HTC, the Taiwanese phone maker, surpassed Nokia in market capitalization yesterday, putting it in the ranks of the largest mobile phone makers in the world.

HTC closed Thursday at 1,200 Taiwanese new dollars ($41.37) in the Taipei market. That gives it a market capitalization of NT$981.18 billion ($33.82 billion). Nokia's shares opened in Helsinki at €6.23 ($7.65) Thursday, pulling its market cap down to $33.81 billion, a hair below. At the end of the day Nokia pulled back up to €6.26 ($7.69) getting it back to $33.98 billion.

It is an important symbolic milestone for HTC. Nokia's stock has been battered for the last year -- on April 7, 2010 it closed at €11.70 ($13.12) and had a market capitalization of $63.5 billion. HTC was trading at the NT$390 level, giving it a market cap of $10.8 billion.

On top of that, Moody's and Standard & Poor's both cut Nokia's debt rating. Moody's cut the Finnish company's debt to A3 from A2 and Standard & Poor's cut Nokia's rating to A- from A. Nokia had about 5.3 billion ($7.6 billion) in debt at the end of 2010, while HTC has almost none.

HTC has been boosted by strong sales of its smartphone line, such as the Thunderbolt and EVO. Nokia, meanwhile, has struggled to make inroads in the U.S. market, despite being the best selling handset maker in the world.
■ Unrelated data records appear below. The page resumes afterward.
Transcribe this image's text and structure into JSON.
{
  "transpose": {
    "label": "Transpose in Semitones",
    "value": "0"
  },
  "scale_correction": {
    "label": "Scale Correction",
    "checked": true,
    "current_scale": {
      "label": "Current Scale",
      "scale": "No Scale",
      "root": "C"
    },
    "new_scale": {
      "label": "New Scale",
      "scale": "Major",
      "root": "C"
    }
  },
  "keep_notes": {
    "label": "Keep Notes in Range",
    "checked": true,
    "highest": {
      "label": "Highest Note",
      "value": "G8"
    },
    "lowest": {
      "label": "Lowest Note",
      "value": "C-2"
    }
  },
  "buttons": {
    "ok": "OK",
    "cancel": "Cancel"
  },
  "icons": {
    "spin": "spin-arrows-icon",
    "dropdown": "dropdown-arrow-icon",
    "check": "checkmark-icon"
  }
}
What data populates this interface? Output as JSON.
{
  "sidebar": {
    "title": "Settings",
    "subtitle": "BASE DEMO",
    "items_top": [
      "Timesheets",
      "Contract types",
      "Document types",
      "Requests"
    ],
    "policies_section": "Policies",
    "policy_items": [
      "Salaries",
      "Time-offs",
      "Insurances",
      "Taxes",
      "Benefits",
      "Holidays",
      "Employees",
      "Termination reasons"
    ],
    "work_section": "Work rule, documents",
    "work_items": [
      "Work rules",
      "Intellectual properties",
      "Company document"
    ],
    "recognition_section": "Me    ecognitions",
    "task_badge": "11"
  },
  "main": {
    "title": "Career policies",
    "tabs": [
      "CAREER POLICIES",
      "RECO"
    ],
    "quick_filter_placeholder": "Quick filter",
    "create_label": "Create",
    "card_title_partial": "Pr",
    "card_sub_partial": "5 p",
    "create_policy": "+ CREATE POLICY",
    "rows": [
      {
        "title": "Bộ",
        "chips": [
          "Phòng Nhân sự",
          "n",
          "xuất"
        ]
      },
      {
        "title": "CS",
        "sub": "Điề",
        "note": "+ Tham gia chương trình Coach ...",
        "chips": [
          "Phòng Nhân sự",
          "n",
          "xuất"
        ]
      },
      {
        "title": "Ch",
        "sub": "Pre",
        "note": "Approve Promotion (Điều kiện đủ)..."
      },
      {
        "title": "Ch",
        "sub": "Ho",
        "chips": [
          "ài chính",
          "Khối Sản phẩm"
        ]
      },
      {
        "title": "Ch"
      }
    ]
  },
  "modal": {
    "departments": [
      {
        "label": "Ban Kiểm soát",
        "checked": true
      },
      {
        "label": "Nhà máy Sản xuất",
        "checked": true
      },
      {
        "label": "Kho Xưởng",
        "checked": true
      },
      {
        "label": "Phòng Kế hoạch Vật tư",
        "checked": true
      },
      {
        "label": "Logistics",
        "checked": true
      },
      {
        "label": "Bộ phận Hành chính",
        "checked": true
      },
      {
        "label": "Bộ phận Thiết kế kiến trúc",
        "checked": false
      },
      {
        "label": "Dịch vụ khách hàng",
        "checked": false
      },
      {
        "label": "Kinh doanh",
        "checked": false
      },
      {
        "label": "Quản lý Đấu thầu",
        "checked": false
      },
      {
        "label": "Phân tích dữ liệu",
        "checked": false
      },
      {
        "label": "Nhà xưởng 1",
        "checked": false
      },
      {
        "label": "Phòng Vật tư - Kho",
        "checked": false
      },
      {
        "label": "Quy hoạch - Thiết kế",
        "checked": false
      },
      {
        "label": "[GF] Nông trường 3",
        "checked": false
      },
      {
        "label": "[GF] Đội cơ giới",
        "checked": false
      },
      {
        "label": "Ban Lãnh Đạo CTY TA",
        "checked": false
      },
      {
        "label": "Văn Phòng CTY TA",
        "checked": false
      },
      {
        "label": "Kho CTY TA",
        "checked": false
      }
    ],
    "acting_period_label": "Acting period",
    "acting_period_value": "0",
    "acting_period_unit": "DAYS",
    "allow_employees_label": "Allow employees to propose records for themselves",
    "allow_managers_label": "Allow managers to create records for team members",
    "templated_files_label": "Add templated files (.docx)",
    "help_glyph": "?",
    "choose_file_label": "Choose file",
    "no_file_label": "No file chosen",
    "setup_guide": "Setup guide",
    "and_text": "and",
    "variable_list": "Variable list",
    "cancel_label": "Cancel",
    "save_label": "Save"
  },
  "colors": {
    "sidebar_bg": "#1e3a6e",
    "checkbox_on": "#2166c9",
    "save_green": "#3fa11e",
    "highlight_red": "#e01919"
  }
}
Nokia has also had to contend with more competition from rival operating systems as smartphones become known for that as much as the hardware itself. While HTC has rolled out phones using the Android OS, Nokia stayed with Symbian until this year when it signed a partnership with Microsoft and adopted Windows Phone 7.